Pruitt: I think when you do rulemaking, whether it’s in clean air or clean water, we have to keep something in mind, that we only have the authority that Congress has given this agency. Sometimes I think rulemaking is considered by some to be super-legislative, or that agencies somehow have discretionary authority that allows them to kind of reimagine their authority in the statutes.
Clements: He says it’s time for the EPA and other agencies to follow the rules when it comes to creating regulations.
Pruitt: You’ve seen agencies across the federal government using, for instance, guidance as a form of rulemaking. Guidance is supposed to do what? It’s supposed to give you guidance in respect to rules that are already in existence. There’s certain requirements that you have to go through when you’re introducing rules and adopting rules. You have to propose a rule, make notice and comment, respond to that notice and comment on the record, finalize that rule. And so what agencies have done unfortunately is bypass that entire process by saying you know what, we’re going to issue some guidance in this area, and it really is a substantive rule.

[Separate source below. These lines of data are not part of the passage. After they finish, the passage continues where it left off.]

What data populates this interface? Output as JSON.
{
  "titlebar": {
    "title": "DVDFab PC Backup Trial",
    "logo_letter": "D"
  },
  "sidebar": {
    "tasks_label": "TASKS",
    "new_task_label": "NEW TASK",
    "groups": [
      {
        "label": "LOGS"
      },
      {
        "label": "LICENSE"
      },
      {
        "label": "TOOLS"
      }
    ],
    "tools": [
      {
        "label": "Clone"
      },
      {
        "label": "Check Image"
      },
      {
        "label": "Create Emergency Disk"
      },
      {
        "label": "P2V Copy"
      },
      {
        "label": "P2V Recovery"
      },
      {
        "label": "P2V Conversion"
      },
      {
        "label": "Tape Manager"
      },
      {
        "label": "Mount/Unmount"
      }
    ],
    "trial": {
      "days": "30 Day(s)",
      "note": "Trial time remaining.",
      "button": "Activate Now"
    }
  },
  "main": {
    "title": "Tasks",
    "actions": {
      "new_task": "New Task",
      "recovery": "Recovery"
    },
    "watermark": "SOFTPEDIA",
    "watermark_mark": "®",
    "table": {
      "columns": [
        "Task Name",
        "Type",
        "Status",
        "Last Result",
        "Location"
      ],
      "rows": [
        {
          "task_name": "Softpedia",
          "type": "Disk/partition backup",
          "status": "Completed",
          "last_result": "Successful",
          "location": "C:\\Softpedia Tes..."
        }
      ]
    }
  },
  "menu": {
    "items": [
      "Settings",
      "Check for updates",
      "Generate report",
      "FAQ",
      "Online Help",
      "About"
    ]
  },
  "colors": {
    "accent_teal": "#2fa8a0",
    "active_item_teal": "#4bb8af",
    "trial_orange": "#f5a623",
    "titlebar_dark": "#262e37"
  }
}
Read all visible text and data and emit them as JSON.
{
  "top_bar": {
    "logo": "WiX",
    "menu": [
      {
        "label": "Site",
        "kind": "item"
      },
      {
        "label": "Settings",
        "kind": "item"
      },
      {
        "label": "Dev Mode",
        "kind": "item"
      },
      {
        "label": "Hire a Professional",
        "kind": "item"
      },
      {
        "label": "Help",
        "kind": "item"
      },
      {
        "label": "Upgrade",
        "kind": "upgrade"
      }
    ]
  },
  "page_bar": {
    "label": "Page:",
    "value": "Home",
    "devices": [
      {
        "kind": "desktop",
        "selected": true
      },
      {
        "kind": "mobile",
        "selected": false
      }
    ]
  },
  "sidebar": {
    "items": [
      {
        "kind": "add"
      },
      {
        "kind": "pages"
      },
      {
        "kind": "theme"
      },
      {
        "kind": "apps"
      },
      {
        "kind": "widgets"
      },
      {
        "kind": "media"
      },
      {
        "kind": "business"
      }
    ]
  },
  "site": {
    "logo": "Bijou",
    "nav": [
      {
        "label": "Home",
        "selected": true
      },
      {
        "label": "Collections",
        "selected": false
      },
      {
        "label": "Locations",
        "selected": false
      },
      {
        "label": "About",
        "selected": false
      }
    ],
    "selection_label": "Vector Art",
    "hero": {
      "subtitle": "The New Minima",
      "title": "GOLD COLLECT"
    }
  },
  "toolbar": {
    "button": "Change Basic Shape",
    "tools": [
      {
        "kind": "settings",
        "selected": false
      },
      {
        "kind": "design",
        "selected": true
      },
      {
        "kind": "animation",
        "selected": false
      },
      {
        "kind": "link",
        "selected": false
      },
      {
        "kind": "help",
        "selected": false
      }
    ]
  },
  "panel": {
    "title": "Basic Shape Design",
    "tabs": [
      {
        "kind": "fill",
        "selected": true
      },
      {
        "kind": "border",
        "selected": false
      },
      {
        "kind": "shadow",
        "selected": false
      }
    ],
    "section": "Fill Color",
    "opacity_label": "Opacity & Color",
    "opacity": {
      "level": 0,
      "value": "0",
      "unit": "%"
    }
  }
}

Clements: By following the rule-making process, Pruitt says it allows federal agencies to work with the people the rule affects.
Pruitt: We don’t have all the answers here, and when agencies pass rules, they need to know how it impacts people in all the states across the country and they need to hear from those people and respond to those folks and say “I hear you, and here’s how we’re going to address that and we think that’s an important point.” That’s what rulemaking should be about.
Clements: Micheal Clements, Washington.
Communications Assistant, AFBF